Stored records
BEGIN

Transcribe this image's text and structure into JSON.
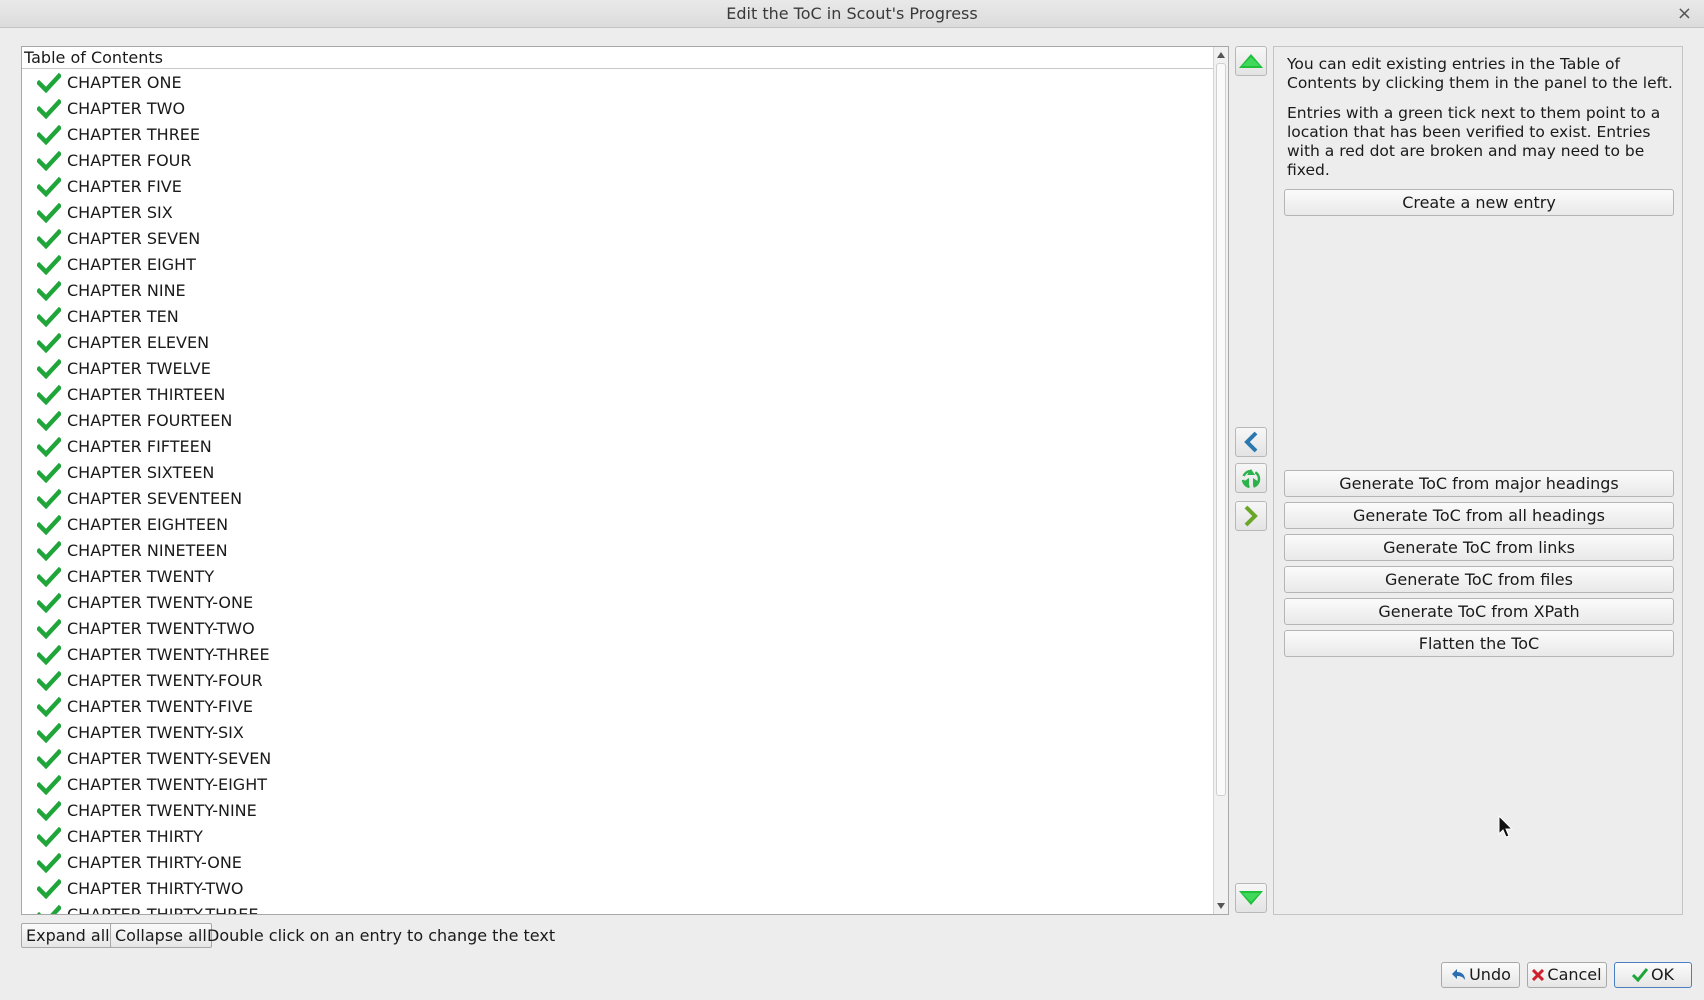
{
  "window": {
    "title": "Edit the ToC in Scout's Progress"
  },
  "toc": {
    "header": "Table of Contents",
    "items": [
      "CHAPTER ONE",
      "CHAPTER TWO",
      "CHAPTER THREE",
      "CHAPTER FOUR",
      "CHAPTER FIVE",
      "CHAPTER SIX",
      "CHAPTER SEVEN",
      "CHAPTER EIGHT",
      "CHAPTER NINE",
      "CHAPTER TEN",
      "CHAPTER ELEVEN",
      "CHAPTER TWELVE",
      "CHAPTER THIRTEEN",
      "CHAPTER FOURTEEN",
      "CHAPTER FIFTEEN",
      "CHAPTER SIXTEEN",
      "CHAPTER SEVENTEEN",
      "CHAPTER EIGHTEEN",
      "CHAPTER NINETEEN",
      "CHAPTER TWENTY",
      "CHAPTER TWENTY-ONE",
      "CHAPTER TWENTY-TWO",
      "CHAPTER TWENTY-THREE",
      "CHAPTER TWENTY-FOUR",
      "CHAPTER TWENTY-FIVE",
      "CHAPTER TWENTY-SIX",
      "CHAPTER TWENTY-SEVEN",
      "CHAPTER TWENTY-EIGHT",
      "CHAPTER TWENTY-NINE",
      "CHAPTER THIRTY",
      "CHAPTER THIRTY-ONE",
      "CHAPTER THIRTY-TWO",
      "CHAPTER THIRTY-THREE"
    ],
    "status_icon": "green-tick-icon"
  },
  "info": {
    "p1": "You can edit existing entries in the Table of Contents by clicking them in the panel to the left.",
    "p2": "Entries with a green tick next to them point to a location that has been verified to exist. Entries with a red dot are broken and may need to be fixed."
  },
  "buttons": {
    "create_entry": "Create a new entry",
    "gen_major": "Generate ToC from major headings",
    "gen_all": "Generate ToC from all headings",
    "gen_links": "Generate ToC from links",
    "gen_files": "Generate ToC from files",
    "gen_xpath": "Generate ToC from XPath",
    "flatten": "Flatten the ToC",
    "expand_all": "Expand all",
    "collapse_all": "Collapse all",
    "undo": "Undo",
    "cancel": "Cancel",
    "ok": "OK"
  },
  "hint": "Double click on an entry to change the text",
  "colors": {
    "tick": "#1fa53a",
    "arrow_green": "#1fbf3a",
    "arrow_blue": "#2a78b0",
    "cancel_red": "#d0202b"
  }
}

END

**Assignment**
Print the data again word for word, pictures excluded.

**Expected output**
Transcribe this image's text and structure into JSON.
{
  "window": {
    "title": "Edit the ToC in Scout's Progress"
  },
  "toc": {
    "header": "Table of Contents",
    "items": [
      "CHAPTER ONE",
      "CHAPTER TWO",
      "CHAPTER THREE",
      "CHAPTER FOUR",
      "CHAPTER FIVE",
      "CHAPTER SIX",
      "CHAPTER SEVEN",
      "CHAPTER EIGHT",
      "CHAPTER NINE",
      "CHAPTER TEN",
      "CHAPTER ELEVEN",
      "CHAPTER TWELVE",
      "CHAPTER THIRTEEN",
      "CHAPTER FOURTEEN",
      "CHAPTER FIFTEEN",
      "CHAPTER SIXTEEN",
      "CHAPTER SEVENTEEN",
      "CHAPTER EIGHTEEN",
      "CHAPTER NINETEEN",
      "CHAPTER TWENTY",
      "CHAPTER TWENTY-ONE",
      "CHAPTER TWENTY-TWO",
      "CHAPTER TWENTY-THREE",
      "CHAPTER TWENTY-FOUR",
      "CHAPTER TWENTY-FIVE",
      "CHAPTER TWENTY-SIX",
      "CHAPTER TWENTY-SEVEN",
      "CHAPTER TWENTY-EIGHT",
      "CHAPTER TWENTY-NINE",
      "CHAPTER THIRTY",
      "CHAPTER THIRTY-ONE",
      "CHAPTER THIRTY-TWO",
      "CHAPTER THIRTY-THREE"
    ],
    "status_icon": "green-tick-icon"
  },
  "info": {
    "p1": "You can edit existing entries in the Table of Contents by clicking them in the panel to the left.",
    "p2": "Entries with a green tick next to them point to a location that has been verified to exist. Entries with a red dot are broken and may need to be fixed."
  },
  "buttons": {
    "create_entry": "Create a new entry",
    "gen_major": "Generate ToC from major headings",
    "gen_all": "Generate ToC from all headings",
    "gen_links": "Generate ToC from links",
    "gen_files": "Generate ToC from files",
    "gen_xpath": "Generate ToC from XPath",
    "flatten": "Flatten the ToC",
    "expand_all": "Expand all",
    "collapse_all": "Collapse all",
    "undo": "Undo",
    "cancel": "Cancel",
    "ok": "OK"
  },
  "hint": "Double click on an entry to change the text",
  "colors": {
    "tick": "#1fa53a",
    "arrow_green": "#1fbf3a",
    "arrow_blue": "#2a78b0",
    "cancel_red": "#d0202b"
  }
}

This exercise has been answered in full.